Though the plan was initially for Netflix to be a one-stop shop for Disney content from 2016 going forward, Disney has decided to go in a different direction and has already taken key steps towards doing so. Disney announced Wednesday that it has acquired an additional 42 percent share in BAMTech, a streaming technology company owned by the online and interactive branch of Major League Baseball, Major League Baseball Advanced Media (MLBAM). "We felt that having control of a platform we've been very impressed with after buying 33 percent of it a year ago would give us control of our destiny, “Iger said.

Netflix currently streams over 100 Disney titles, including box office hits such as The Chronicles of Narnia, Lilo & Stitch, and Pirates of the Caribbean: The Curse of the Black Pearl. If losing access to those wasn’t enough to break your heart, it should be noted that Disney also owns the Marvel Cinematic Universe (MCU) which contains title such as Dr. Strange and Captain America: Civil War – both currently streaming on Netflix (US). Disney’s move is strategically important as this will directly affect highly anticipated upcoming MCU titles such as Black Panther, Thor: Ragnarok, and Avengers: Infinity War.

Netflix subscribers will still have time to watch Disney movies, as the content will not be removed until 2018, as Disney launches its service with ESPN One, which will stream a whopping 10,000 sporting events annually and continues with Disney Media in 2019, investing heavily in original content for its new streaming platform.
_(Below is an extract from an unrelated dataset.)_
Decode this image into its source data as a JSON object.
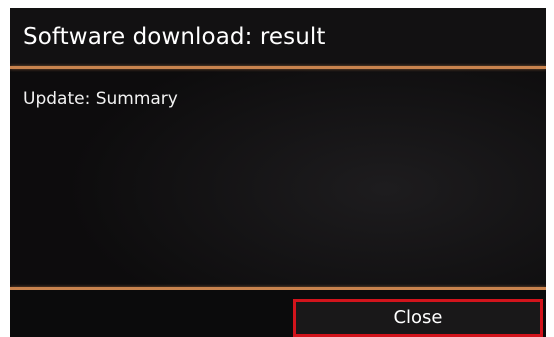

This new direction will not affect Disney’s deal with Hulu – which streams a lot of Disney’s older content or Netflix’s Marvel TV shows such as Daredevil, Luke Cage, and the upcoming mini-series The Defenders.

Comments